This argument is fundamental not only for Hardt and Negri’s account of immaterial labour, but for the account of the democratic potential of contemporary TSMs. The contemporary multitude comes into being when biopolitics and technology conspire to create a virtual power, when ‘naked life is raised up to the dignity of productive power, or really when it appears as the wealth of virtuality.’We have considered two historical conditions for the emergence of the global multitude. Let us reflect on the implications of this discussion for the concept of the multitude itself. Admittedly, the discussion has been schematic and brief. Yet, it is enough, I hope, to enable us to make an important conceptual distinction. This is a distinction between the philosophical and essentially ahistorical concept of the multitude (i.e., Spinoza’s multitude) and the contemporary global multitude, manifested in the ascending power of TSMs. While Hardt and Negri are aware of this distinction, they do not always make the distinction clear. Rather, their overarching theoretical focus on the metaphysical dimensions of the multitude tends to obviate the bio-technological basis of the contemporary expression of this entity. This enables Hardt and Negri to shift quickly between different levels of analysis, alternating between the complex history of the contemporary multitude, on the one hand, and on the other, a more simplistic discussion of the struggle between the multitude and Empire, structured in terms of the rigid distinction between constituted and constituent power. In these moments, the messy reality of minority struggles, institutional systems and technological innovations fades from view, and history blurs into the seductive simplicity of a revolutionary concept. The multitude, Hardt and Negri claim, drives the constitution of imperial networks. Yet, on account of the constituted–constituent power distinction, it is consigned to the status of a counterpower – immanent and yet opposed to Empire. As a result, the relationship between the multitude and Empire can only take the form of provocation and response: ‘Empire and all its political initiatives are constructed according to the rhythm of the acts of resistance that constitute the being of the multitude.’ Absolute democracy becomes an absolute insurgency, with the sole revolutionary objective of ‘[pushing] through Empire to come out the other side.’
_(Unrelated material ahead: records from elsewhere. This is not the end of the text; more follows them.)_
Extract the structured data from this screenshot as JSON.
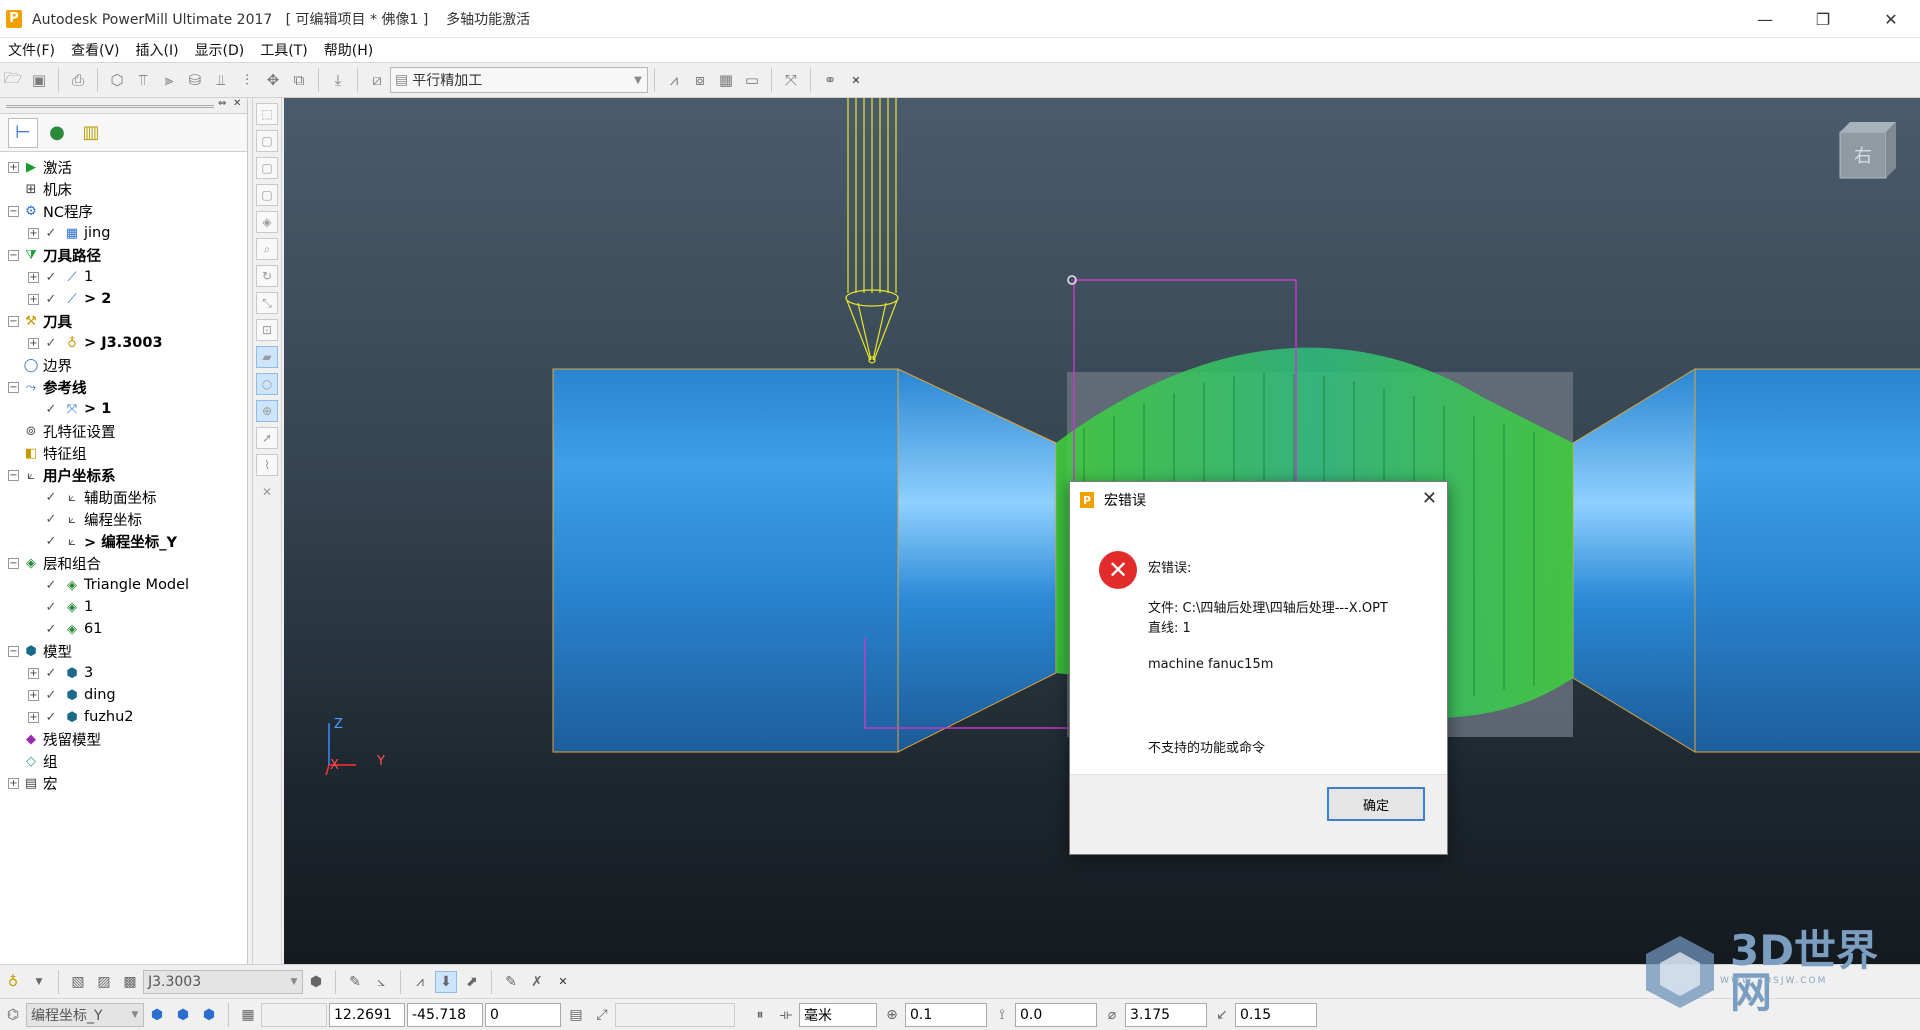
{
  "titlebar": {
    "title": "Autodesk PowerMill Ultimate 2017   [ 可编辑项目 * 佛像1 ]    多轴功能激活"
  },
  "menu": [
    "文件(F)",
    "查看(V)",
    "插入(I)",
    "显示(D)",
    "工具(T)",
    "帮助(H)"
  ],
  "toolbar": {
    "strategy_value": "平行精加工"
  },
  "tree": [
    {
      "label": "激活",
      "expand": "+",
      "icon": "activate-icon",
      "bold": false,
      "indent": 0
    },
    {
      "label": "机床",
      "expand": "",
      "icon": "machine-icon",
      "bold": false,
      "indent": 0
    },
    {
      "label": "NC程序",
      "expand": "-",
      "icon": "nc-program-icon",
      "bold": false,
      "indent": 0
    },
    {
      "label": "jing",
      "expand": "+",
      "icon": "nc-item-icon",
      "bold": false,
      "indent": 1
    },
    {
      "label": "刀具路径",
      "expand": "-",
      "icon": "toolpath-icon",
      "bold": true,
      "indent": 0
    },
    {
      "label": "1",
      "expand": "+",
      "icon": "toolpath-item-icon",
      "bold": false,
      "indent": 1
    },
    {
      "label": "> 2",
      "expand": "+",
      "icon": "toolpath-item-icon",
      "bold": true,
      "indent": 1
    },
    {
      "label": "刀具",
      "expand": "-",
      "icon": "tool-icon",
      "bold": true,
      "indent": 0
    },
    {
      "label": "> J3.3003",
      "expand": "+",
      "icon": "tool-item-icon",
      "bold": true,
      "indent": 1
    },
    {
      "label": "边界",
      "expand": "",
      "icon": "boundary-icon",
      "bold": false,
      "indent": 0
    },
    {
      "label": "参考线",
      "expand": "-",
      "icon": "pattern-icon",
      "bold": true,
      "indent": 0
    },
    {
      "label": "> 1",
      "expand": "",
      "icon": "pattern-item-icon",
      "bold": true,
      "indent": 1
    },
    {
      "label": "孔特征设置",
      "expand": "",
      "icon": "hole-feature-icon",
      "bold": false,
      "indent": 0
    },
    {
      "label": "特征组",
      "expand": "",
      "icon": "feature-group-icon",
      "bold": false,
      "indent": 0
    },
    {
      "label": "用户坐标系",
      "expand": "-",
      "icon": "workplane-icon",
      "bold": true,
      "indent": 0
    },
    {
      "label": "辅助面坐标",
      "expand": "",
      "icon": "workplane-item-icon",
      "bold": false,
      "indent": 1
    },
    {
      "label": "编程坐标",
      "expand": "",
      "icon": "workplane-item-icon",
      "bold": false,
      "indent": 1
    },
    {
      "label": "> 编程坐标_Y",
      "expand": "",
      "icon": "workplane-item-icon",
      "bold": true,
      "indent": 1
    },
    {
      "label": "层和组合",
      "expand": "-",
      "icon": "levels-icon",
      "bold": false,
      "indent": 0
    },
    {
      "label": "Triangle Model",
      "expand": "",
      "icon": "level-item-icon",
      "bold": false,
      "indent": 1
    },
    {
      "label": "1",
      "expand": "",
      "icon": "level-item-icon",
      "bold": false,
      "indent": 1
    },
    {
      "label": "61",
      "expand": "",
      "icon": "level-item-icon",
      "bold": false,
      "indent": 1
    },
    {
      "label": "模型",
      "expand": "-",
      "icon": "model-icon",
      "bold": false,
      "indent": 0
    },
    {
      "label": "3",
      "expand": "+",
      "icon": "model-item-icon",
      "bold": false,
      "indent": 1
    },
    {
      "label": "ding",
      "expand": "+",
      "icon": "model-item-icon",
      "bold": false,
      "indent": 1
    },
    {
      "label": "fuzhu2",
      "expand": "+",
      "icon": "model-item-icon",
      "bold": false,
      "indent": 1
    },
    {
      "label": "残留模型",
      "expand": "",
      "icon": "stock-model-icon",
      "bold": false,
      "indent": 0
    },
    {
      "label": "组",
      "expand": "",
      "icon": "group-icon",
      "bold": false,
      "indent": 0
    },
    {
      "label": "宏",
      "expand": "+",
      "icon": "macro-icon",
      "bold": false,
      "indent": 0
    }
  ],
  "viewcube": {
    "face_label": "右"
  },
  "axes": {
    "z": "Z",
    "x": "X",
    "y": "Y"
  },
  "dialog": {
    "title": "宏错误",
    "heading": "宏错误:",
    "file_line": "文件: C:\\四轴后处理\\四轴后处理---X.OPT",
    "line_line": "直线: 1",
    "command": "machine fanuc15m",
    "message": "不支持的功能或命令",
    "ok_label": "确定"
  },
  "bottom_toolbar": {
    "tool_value": "J3.3003"
  },
  "status": {
    "workplane_value": "编程坐标_Y",
    "coord_x": "12.2691",
    "coord_y": "-45.718",
    "coord_z": "0",
    "units": "毫米",
    "tolerance": "0.1",
    "thickness": "0.0",
    "diameter": "3.175",
    "stepover": "0.15"
  },
  "watermark": {
    "text": "3D世界网",
    "sub": "WWW.3DSJW.COM"
  },
  "colors": {
    "accent": "#3c7fd6",
    "error": "#e22c2c",
    "part_blue": "#2f8fd8",
    "toolpath_green": "#3fd23a",
    "tool_yellow": "#e6e62a",
    "boundary_magenta": "#c03cc8"
  }
}
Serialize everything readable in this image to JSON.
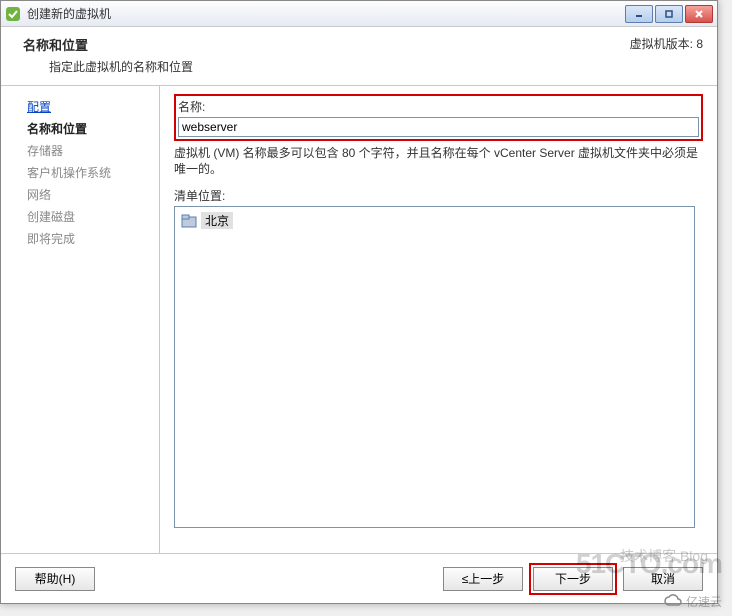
{
  "window": {
    "title": "创建新的虚拟机"
  },
  "header": {
    "title": "名称和位置",
    "subtitle": "指定此虚拟机的名称和位置",
    "version": "虚拟机版本: 8"
  },
  "sidebar": {
    "steps": [
      {
        "label": "配置",
        "state": "link"
      },
      {
        "label": "名称和位置",
        "state": "current"
      },
      {
        "label": "存储器",
        "state": "future"
      },
      {
        "label": "客户机操作系统",
        "state": "future"
      },
      {
        "label": "网络",
        "state": "future"
      },
      {
        "label": "创建磁盘",
        "state": "future"
      },
      {
        "label": "即将完成",
        "state": "future"
      }
    ]
  },
  "main": {
    "name_label": "名称:",
    "name_value": "webserver",
    "hint": "虚拟机 (VM) 名称最多可以包含 80 个字符，并且名称在每个 vCenter Server 虚拟机文件夹中必须是唯一的。",
    "inventory_label": "清单位置:",
    "tree_root": "北京"
  },
  "footer": {
    "help": "帮助(H)",
    "back": "≤上一步",
    "next": "下一步",
    "cancel": "取消"
  },
  "watermarks": {
    "w1": "51CTO.com",
    "w2": "亿速云",
    "w3": "技术博客 Blog"
  }
}
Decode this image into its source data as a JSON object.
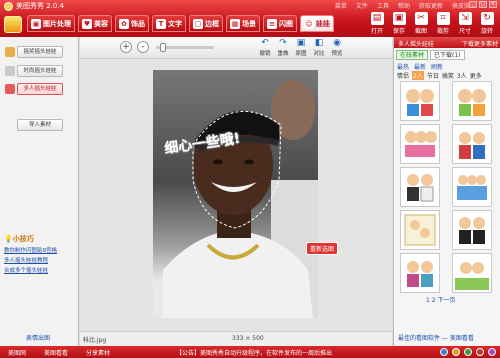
{
  "app": {
    "title": "美图秀秀 2.0.4"
  },
  "top_menu": [
    "菜单",
    "文件",
    "工具",
    "帮助",
    "获取更新",
    "换皮肤"
  ],
  "window_controls": [
    "minimize-icon",
    "maximize-icon",
    "close-icon"
  ],
  "tabs": [
    {
      "label": "图片处理",
      "icon": "image-icon",
      "active": false
    },
    {
      "label": "美容",
      "icon": "heart-icon",
      "active": false
    },
    {
      "label": "饰品",
      "icon": "flower-icon",
      "active": false
    },
    {
      "label": "文字",
      "icon": "text-icon",
      "active": false
    },
    {
      "label": "边框",
      "icon": "frame-icon",
      "active": false
    },
    {
      "label": "场景",
      "icon": "scene-icon",
      "active": false
    },
    {
      "label": "闪图",
      "icon": "flash-icon",
      "active": false
    },
    {
      "label": "娃娃",
      "icon": "doll-icon",
      "active": true
    }
  ],
  "actions": [
    {
      "label": "打开",
      "icon": "open-icon"
    },
    {
      "label": "保存",
      "icon": "save-icon"
    },
    {
      "label": "截图",
      "icon": "screenshot-icon"
    },
    {
      "label": "裁剪",
      "icon": "crop-icon"
    },
    {
      "label": "尺寸",
      "icon": "resize-icon"
    },
    {
      "label": "旋转",
      "icon": "rotate-icon"
    }
  ],
  "left_panel": {
    "buttons": [
      {
        "label": "摇奖摇头娃娃",
        "selected": false
      },
      {
        "label": "时尚摇头娃娃",
        "selected": false
      },
      {
        "label": "多人摇头娃娃",
        "selected": true
      }
    ],
    "import_label": "导入素材",
    "tips_title": "小技巧",
    "tips": [
      "教你制作闪图贴9宫格",
      "多人摇头娃娃教程",
      "合成多个摇头娃娃"
    ],
    "bottom_link": "表情出图"
  },
  "editor_toolbar": {
    "zoom_in": "+",
    "zoom_out": "-",
    "tools": [
      {
        "label": "撤销",
        "icon": "undo-icon"
      },
      {
        "label": "重做",
        "icon": "redo-icon"
      },
      {
        "label": "原图",
        "icon": "original-icon"
      },
      {
        "label": "对比",
        "icon": "compare-icon"
      },
      {
        "label": "预览",
        "icon": "preview-icon"
      }
    ]
  },
  "canvas": {
    "hint": "细心一些哦!",
    "redo_badge": "重新选图",
    "filename": "科比.jpg",
    "dimensions": "333 × 500"
  },
  "right_panel": {
    "header": "多人摇头娃娃",
    "header_link": "下载更多素材",
    "tabs": [
      {
        "label": "在线素材",
        "active": true
      },
      {
        "label": "已下载(1)",
        "active": false
      }
    ],
    "sub_links": [
      "最热",
      "最新",
      "刷新"
    ],
    "categories": [
      {
        "label": "情侣",
        "active": false
      },
      {
        "label": "2人",
        "active": true
      },
      {
        "label": "节日",
        "active": false
      },
      {
        "label": "搞笑",
        "active": false
      },
      {
        "label": "3人",
        "active": false
      },
      {
        "label": "更多",
        "active": false
      }
    ],
    "thumbnail_count": 10,
    "pager": "1 2 下一页",
    "bottom_link": "最佳的看图软件 — 美图看看"
  },
  "bottom_bar": {
    "items": [
      "美图网",
      "美图看看",
      "分享素材"
    ],
    "notice": "【公告】美图秀秀自动升级程序，在软件发布的一周后推出"
  }
}
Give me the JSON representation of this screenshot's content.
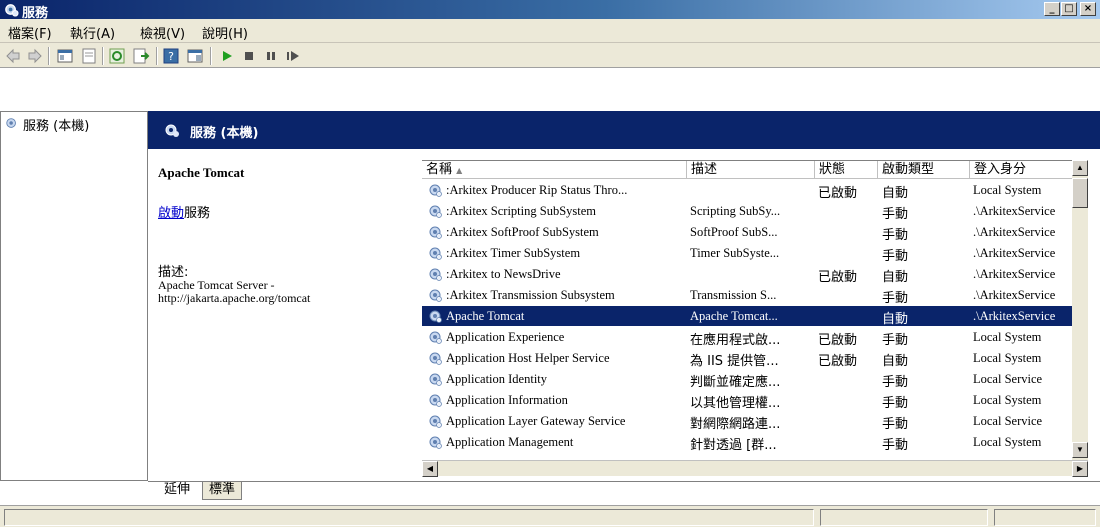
{
  "window": {
    "title": "服務"
  },
  "menu": [
    "檔案(F)",
    "執行(A)",
    "檢視(V)",
    "說明(H)"
  ],
  "tree": {
    "item": "服務 (本機)"
  },
  "header": {
    "title": "服務 (本機)"
  },
  "detail": {
    "service_name": "Apache Tomcat",
    "start_link": "啟動",
    "start_suffix": "服務",
    "desc_label": "描述:",
    "description": "Apache Tomcat Server - http://jakarta.apache.org/tomcat"
  },
  "columns": [
    "名稱",
    "描述",
    "狀態",
    "啟動類型",
    "登入身分"
  ],
  "services": [
    {
      "name": ":Arkitex Producer Rip Status Thro...",
      "desc": "",
      "status": "已啟動",
      "startup": "自動",
      "logon": "Local System"
    },
    {
      "name": ":Arkitex Scripting SubSystem",
      "desc": "Scripting SubSy...",
      "status": "",
      "startup": "手動",
      "logon": ".\\ArkitexService"
    },
    {
      "name": ":Arkitex SoftProof SubSystem",
      "desc": "SoftProof SubS...",
      "status": "",
      "startup": "手動",
      "logon": ".\\ArkitexService"
    },
    {
      "name": ":Arkitex Timer SubSystem",
      "desc": "Timer SubSyste...",
      "status": "",
      "startup": "手動",
      "logon": ".\\ArkitexService"
    },
    {
      "name": ":Arkitex to NewsDrive",
      "desc": "",
      "status": "已啟動",
      "startup": "自動",
      "logon": ".\\ArkitexService"
    },
    {
      "name": ":Arkitex Transmission Subsystem",
      "desc": "Transmission S...",
      "status": "",
      "startup": "手動",
      "logon": ".\\ArkitexService"
    },
    {
      "name": "Apache Tomcat",
      "desc": "Apache Tomcat...",
      "status": "",
      "startup": "自動",
      "logon": ".\\ArkitexService",
      "selected": true
    },
    {
      "name": "Application Experience",
      "desc": "在應用程式啟...",
      "status": "已啟動",
      "startup": "手動",
      "logon": "Local System"
    },
    {
      "name": "Application Host Helper Service",
      "desc": "為 IIS 提供管...",
      "status": "已啟動",
      "startup": "自動",
      "logon": "Local System"
    },
    {
      "name": "Application Identity",
      "desc": "判斷並確定應...",
      "status": "",
      "startup": "手動",
      "logon": "Local Service"
    },
    {
      "name": "Application Information",
      "desc": "以其他管理權...",
      "status": "",
      "startup": "手動",
      "logon": "Local System"
    },
    {
      "name": "Application Layer Gateway Service",
      "desc": "對網際網路連...",
      "status": "",
      "startup": "手動",
      "logon": "Local Service"
    },
    {
      "name": "Application Management",
      "desc": "針對透過 [群...",
      "status": "",
      "startup": "手動",
      "logon": "Local System"
    }
  ],
  "tabs": {
    "extended": "延伸",
    "standard": "標準"
  },
  "colors": {
    "selection": "#0a246a",
    "header_bg": "#0a246a",
    "link": "#0000cc"
  }
}
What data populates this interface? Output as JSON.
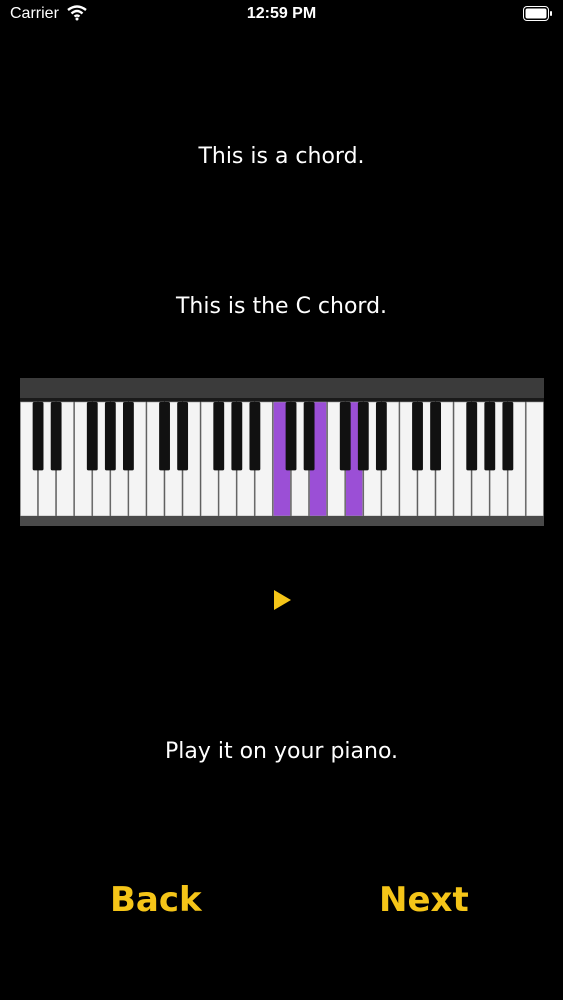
{
  "status": {
    "carrier": "Carrier",
    "time": "12:59 PM"
  },
  "lesson": {
    "line1": "This is a chord.",
    "line2": "This is the C chord.",
    "line3": "Play it on your piano."
  },
  "keyboard": {
    "white_key_count": 29,
    "highlighted_white_keys": [
      14,
      16,
      18
    ],
    "highlight_color": "#9b4fd6"
  },
  "play_icon": "play-icon",
  "accent_color": "#f5c518",
  "nav": {
    "back_label": "Back",
    "next_label": "Next"
  }
}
The problem with collapsing absolute democracy into insurgency is that it leaves us incapable of using the concept to theorise the true powers of TSMs. To develop this theoretical platform, we need to wrest reflection free of trans-historical, metaphysical, schemas, and grasp the multitude in properly historical terms. This is what I have sought to achieve in this essay. I have argued that the contemporary multitude has its basis in the biopolitical networks set up by governments and international aid organisations, and its ontological genesis in the enabling power of new ICTs.
The multitude is a technologically mediated collectivity that leaps to the global level with demands that the world cannot ignore. In place of Hardt and Negri’s insurgent multitude, driven by the ‘will to be against’, I would posit an insistent multitude, driven by the right to life.”